Jonathan Berkahn played the piano accordion for the overture and throughout Livietta e Tracollo as the ‘orchestra’.  It seemed an odd choice of instrument, and it is not one of which I am a fan, but one had to admire his multiple skills.

The operas were sung in English.  Barbara Graham (soprano) took the female lead roles in both, and she was in fine voice.  Her foil in the first was Charles Wilson, who began as Tracollo in disguise as a woman.  His father, Roger Wilson, and Stacey O’Brien both had non-singing roles – but they contributed substantially to the drama, especially the latter, as Fulvia, a friend of Livietta.  Roger Wilson was designated as a servant to Tracollo, but his old crone did not appear capable of much activity!

I found that I had written about Charles Wilson in Tom Jones (2011), the following, which with adaptation of the character’s name, fitted exactly this time around too: ‘Charles Wilson made the most of his role as Tracollo, his acting exactly fitting for a farce, and raising many a smile.  Vocally, too, he was more than adequate, characterising his voice appropriately.’  However, he did have difficulty in that numbers of notes were set too low for his voice.  But his presentation of his role in the drama was realised with great feeling, appropriately overplaying the melodrama of the story of Livietta’s and Tracollo’s tortured relationship.  All ends well, however.

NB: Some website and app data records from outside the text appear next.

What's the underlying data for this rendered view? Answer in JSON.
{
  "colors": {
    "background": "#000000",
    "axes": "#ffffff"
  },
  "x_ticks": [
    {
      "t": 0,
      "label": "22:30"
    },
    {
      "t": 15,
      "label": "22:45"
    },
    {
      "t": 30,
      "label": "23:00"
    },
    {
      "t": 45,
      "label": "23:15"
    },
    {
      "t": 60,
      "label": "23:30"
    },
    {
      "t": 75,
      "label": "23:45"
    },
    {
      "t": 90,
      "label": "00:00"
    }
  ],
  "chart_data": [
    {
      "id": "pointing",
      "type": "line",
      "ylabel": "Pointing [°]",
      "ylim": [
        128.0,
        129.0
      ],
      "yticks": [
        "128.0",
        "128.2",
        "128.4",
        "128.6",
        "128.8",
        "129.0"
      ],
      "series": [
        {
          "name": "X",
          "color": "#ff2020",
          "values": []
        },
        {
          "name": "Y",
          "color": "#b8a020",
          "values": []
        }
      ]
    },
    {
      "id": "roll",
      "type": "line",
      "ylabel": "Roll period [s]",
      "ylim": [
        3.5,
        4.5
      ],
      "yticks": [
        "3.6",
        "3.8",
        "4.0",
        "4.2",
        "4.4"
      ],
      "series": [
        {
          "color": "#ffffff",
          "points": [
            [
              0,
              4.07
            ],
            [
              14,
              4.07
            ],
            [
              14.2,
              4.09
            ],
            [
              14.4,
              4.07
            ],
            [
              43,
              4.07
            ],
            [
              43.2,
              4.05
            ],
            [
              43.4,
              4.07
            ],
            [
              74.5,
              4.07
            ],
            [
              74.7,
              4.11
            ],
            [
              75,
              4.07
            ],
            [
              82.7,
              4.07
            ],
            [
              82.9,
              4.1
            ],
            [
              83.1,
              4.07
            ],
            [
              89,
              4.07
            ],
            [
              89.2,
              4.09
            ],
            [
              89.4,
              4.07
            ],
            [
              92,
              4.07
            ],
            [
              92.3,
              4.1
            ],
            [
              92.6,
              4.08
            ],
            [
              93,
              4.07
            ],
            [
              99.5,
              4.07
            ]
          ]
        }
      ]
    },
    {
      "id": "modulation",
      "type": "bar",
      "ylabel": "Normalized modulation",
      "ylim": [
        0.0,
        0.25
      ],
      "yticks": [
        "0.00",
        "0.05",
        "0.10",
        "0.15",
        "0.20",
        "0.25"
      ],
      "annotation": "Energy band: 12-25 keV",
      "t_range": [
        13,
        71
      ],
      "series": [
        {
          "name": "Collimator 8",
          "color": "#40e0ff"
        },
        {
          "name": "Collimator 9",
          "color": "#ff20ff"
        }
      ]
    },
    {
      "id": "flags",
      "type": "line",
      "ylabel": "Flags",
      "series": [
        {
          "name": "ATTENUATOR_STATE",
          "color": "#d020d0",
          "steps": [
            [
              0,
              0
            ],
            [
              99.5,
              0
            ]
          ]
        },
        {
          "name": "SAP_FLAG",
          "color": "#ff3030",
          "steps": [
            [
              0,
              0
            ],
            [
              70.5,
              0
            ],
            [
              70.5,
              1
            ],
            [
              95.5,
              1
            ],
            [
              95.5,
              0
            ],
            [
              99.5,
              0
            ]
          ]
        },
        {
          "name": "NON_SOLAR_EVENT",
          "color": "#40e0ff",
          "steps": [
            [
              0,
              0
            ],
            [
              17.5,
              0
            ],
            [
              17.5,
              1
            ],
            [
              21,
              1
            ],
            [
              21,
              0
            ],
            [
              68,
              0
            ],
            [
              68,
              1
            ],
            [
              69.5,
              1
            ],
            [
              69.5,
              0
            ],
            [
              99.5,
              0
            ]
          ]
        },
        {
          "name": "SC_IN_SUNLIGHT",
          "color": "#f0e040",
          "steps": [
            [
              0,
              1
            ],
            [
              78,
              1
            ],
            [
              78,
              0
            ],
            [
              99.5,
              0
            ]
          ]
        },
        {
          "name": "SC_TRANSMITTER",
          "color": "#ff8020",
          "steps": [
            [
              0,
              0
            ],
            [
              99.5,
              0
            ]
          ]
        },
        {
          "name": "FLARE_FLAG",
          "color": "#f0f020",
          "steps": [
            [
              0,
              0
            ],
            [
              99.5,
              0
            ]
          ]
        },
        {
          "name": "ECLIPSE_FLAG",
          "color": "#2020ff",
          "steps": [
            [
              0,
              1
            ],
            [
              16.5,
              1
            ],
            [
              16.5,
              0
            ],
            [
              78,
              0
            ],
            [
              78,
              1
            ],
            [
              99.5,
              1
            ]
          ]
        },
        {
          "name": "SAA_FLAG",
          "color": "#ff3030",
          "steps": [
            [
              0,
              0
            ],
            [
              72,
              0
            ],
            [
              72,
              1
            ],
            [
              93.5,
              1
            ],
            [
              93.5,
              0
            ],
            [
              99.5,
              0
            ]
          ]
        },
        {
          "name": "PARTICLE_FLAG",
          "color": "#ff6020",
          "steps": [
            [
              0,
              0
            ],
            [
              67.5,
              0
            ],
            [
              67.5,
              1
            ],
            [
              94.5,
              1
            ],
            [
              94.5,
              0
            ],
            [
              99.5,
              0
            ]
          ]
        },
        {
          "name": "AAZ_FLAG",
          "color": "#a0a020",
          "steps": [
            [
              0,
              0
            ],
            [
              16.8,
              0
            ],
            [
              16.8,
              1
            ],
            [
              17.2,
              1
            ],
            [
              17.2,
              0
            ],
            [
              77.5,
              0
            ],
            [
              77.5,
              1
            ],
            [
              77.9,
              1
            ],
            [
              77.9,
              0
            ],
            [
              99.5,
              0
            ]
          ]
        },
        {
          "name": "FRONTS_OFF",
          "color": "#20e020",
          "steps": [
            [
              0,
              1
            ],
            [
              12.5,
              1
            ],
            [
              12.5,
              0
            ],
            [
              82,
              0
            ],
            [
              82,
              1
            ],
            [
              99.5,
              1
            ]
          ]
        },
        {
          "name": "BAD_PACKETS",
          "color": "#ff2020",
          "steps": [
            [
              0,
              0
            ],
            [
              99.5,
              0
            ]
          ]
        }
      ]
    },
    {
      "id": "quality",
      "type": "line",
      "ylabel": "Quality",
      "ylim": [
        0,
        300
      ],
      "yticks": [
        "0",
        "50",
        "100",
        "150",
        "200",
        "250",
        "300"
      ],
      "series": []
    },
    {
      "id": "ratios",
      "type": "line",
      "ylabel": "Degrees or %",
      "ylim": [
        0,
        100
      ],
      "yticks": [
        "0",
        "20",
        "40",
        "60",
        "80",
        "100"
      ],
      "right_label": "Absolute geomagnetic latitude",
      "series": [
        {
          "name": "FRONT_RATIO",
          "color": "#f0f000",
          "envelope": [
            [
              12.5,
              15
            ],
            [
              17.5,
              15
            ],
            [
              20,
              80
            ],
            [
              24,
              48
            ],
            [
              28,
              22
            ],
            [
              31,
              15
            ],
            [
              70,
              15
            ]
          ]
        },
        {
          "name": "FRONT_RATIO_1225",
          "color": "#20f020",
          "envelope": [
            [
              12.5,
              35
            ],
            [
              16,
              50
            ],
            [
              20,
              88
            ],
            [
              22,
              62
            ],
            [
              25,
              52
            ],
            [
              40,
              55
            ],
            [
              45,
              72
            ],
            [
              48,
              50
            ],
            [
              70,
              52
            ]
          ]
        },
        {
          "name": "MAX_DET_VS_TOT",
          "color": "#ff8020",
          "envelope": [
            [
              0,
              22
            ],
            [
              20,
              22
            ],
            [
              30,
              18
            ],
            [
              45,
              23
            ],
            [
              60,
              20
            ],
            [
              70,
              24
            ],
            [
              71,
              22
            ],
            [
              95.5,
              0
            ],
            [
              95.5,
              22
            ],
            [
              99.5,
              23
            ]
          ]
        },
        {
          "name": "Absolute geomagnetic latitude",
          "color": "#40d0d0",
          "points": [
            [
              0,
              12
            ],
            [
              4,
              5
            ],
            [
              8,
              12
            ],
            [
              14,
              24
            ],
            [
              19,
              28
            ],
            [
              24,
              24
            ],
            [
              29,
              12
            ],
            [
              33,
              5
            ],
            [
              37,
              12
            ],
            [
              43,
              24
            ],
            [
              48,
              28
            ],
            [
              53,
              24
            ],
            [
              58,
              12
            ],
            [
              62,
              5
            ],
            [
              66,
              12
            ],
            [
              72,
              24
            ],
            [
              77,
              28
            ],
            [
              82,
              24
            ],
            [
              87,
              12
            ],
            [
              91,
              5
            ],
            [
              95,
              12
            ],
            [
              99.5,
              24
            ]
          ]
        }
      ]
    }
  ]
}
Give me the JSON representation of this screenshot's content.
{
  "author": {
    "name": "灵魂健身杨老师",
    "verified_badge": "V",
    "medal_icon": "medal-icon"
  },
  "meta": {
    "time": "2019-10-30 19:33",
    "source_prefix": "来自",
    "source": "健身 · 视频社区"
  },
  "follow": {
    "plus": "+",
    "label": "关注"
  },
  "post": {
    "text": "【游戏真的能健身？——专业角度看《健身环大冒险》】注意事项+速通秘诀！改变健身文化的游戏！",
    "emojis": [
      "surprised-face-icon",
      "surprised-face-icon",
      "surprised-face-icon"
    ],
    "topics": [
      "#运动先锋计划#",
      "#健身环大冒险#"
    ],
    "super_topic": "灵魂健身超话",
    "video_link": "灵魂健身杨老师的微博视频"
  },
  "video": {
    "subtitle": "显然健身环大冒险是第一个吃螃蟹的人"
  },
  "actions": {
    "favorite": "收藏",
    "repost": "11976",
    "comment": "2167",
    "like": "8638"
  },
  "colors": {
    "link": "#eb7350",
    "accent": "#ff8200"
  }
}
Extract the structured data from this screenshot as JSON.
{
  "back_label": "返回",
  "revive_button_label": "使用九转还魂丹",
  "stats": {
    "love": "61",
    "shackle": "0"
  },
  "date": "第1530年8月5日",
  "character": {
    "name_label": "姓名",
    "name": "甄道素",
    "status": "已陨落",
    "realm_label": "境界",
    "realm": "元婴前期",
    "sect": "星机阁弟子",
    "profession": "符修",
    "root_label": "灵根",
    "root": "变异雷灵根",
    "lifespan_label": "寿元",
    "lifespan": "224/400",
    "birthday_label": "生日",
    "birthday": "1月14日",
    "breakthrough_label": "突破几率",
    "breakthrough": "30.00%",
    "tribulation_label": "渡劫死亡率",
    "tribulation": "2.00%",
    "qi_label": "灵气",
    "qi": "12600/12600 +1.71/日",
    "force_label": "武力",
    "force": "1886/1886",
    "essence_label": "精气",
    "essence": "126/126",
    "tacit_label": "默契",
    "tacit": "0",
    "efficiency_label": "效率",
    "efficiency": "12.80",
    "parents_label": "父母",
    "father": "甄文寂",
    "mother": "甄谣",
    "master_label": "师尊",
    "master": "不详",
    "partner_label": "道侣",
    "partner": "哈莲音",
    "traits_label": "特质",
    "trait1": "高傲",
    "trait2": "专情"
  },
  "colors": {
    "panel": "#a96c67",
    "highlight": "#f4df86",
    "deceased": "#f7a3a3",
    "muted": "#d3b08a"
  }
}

The disguise of Livietta as a French boy was very apt for Barbara Graham, who has won awards for French song; she got an opportunity to exercise that language.  Just as Charles is the son of a very experienced singer and singing teacher, so Barbara is the daughter of Lesley Graham, similarly qualified.  She sang and acted with great assurance; her voice was a delight to hear.

It was a pleasure to hear the two violins and pseudo-harpsichord accompanying the second opera, which was a much livelier work than the previous one – though that, too, had its moments.  Nevertheless, it must be said that Jonathan Berkahn performed wonders of tone and dynamics in the first opera.

A remarkable feature was the clarity of Roger Wilson’s words in La Serva Padrona, which had not always been the case with the characters in the previous piece.  His singing was strong and the voice was produced with full tone and great expressiveness; his acting, too, was convincing and full of amusing detail.

Director Alison Hodge can be pleased with her efforts in both works. There was plenty of amusing stage business in both operas. Costumes for Livietta e Tracollo would pass as eighteenth century, whereas those for La Serva Padrona were 1930s-1940s.

Simple props were adequate and appropriate.

Barbara Graham made a luscious maid on the make.  Hers was quite a demanding role. Her acting was lively and funny, while her singing in the many florid passages was lovely.  Her demeanour was perfect for the part of the devious servant.

Pergolesi’s music was full of energy and wit, and provided a fine vehicle for Graham’s talents as an actor as well as a singer. Instrumental parts underlined the solos deliciously, especially in Roger Wilson’s (Umberto’s) soliloquy in which he contemplates whether or not to marry his maid Serpina (her aim all along).  His low notes were meaty and meaningful.  The mock serious music was fully realised by the soloists, and Pergolesi must have had fun writing the charming final scene between master and maid.

The bright and humorous music and story, and the quality of the singing and acting created a most entertaining evening for the rather small audience – no doubt the entertainment coinciding with the NZSO and Freddy Kempf at the Michael Fowler Centre deprived Boutique Opera of potential audience members.

The season continues on Sunday 1 March at St. Andrew’s on The Terrace at 2pm, on Sunday 8 March at Expressions in Upper Hutt at 2pm, and on Sunday, 22 March at 2pm at Te Manawa Gallery Palmerston North.